Filter the entries below, keeping only lines with the word "icon".

_ _ _ _ _

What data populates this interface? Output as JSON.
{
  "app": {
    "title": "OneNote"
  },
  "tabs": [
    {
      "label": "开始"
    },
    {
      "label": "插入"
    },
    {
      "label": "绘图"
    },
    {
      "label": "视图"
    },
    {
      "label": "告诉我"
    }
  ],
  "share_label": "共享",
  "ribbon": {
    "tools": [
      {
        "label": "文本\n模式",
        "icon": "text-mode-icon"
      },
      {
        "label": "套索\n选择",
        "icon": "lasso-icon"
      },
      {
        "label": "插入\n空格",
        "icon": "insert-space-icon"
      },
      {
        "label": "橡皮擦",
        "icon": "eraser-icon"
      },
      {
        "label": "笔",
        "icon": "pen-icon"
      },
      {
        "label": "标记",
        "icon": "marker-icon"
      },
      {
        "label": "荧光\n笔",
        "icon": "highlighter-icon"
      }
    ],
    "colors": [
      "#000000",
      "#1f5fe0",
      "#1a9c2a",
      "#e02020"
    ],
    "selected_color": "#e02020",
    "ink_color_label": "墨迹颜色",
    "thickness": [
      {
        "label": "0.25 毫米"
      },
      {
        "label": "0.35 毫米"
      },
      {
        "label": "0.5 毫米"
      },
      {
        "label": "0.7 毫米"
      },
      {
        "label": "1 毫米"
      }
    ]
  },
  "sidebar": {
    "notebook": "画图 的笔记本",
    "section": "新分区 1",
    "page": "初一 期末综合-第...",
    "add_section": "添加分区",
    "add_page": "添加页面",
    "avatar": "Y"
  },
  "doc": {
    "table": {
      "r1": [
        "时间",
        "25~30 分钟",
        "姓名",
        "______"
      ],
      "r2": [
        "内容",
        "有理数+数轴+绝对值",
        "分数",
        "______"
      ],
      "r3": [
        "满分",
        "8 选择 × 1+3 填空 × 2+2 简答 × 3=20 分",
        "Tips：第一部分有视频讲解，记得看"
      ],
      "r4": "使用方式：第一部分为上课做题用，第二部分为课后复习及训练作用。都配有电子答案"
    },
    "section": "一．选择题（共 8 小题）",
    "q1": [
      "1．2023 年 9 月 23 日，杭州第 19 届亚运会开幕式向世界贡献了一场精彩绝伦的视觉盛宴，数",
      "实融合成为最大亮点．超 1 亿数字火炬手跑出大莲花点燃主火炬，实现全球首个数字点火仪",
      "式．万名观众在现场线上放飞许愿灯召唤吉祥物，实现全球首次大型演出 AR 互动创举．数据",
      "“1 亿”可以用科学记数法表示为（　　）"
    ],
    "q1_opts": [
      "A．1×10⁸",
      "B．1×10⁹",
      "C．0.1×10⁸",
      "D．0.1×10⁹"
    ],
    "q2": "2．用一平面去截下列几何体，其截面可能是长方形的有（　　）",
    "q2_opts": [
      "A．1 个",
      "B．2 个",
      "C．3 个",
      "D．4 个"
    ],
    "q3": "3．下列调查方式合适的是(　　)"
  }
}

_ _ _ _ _

**Solution to this problem:**
        "icon": "text-mode-icon"
        "icon": "lasso-icon"
        "icon": "insert-space-icon"
        "icon": "eraser-icon"
        "icon": "pen-icon"
        "icon": "marker-icon"
        "icon": "highlighter-icon"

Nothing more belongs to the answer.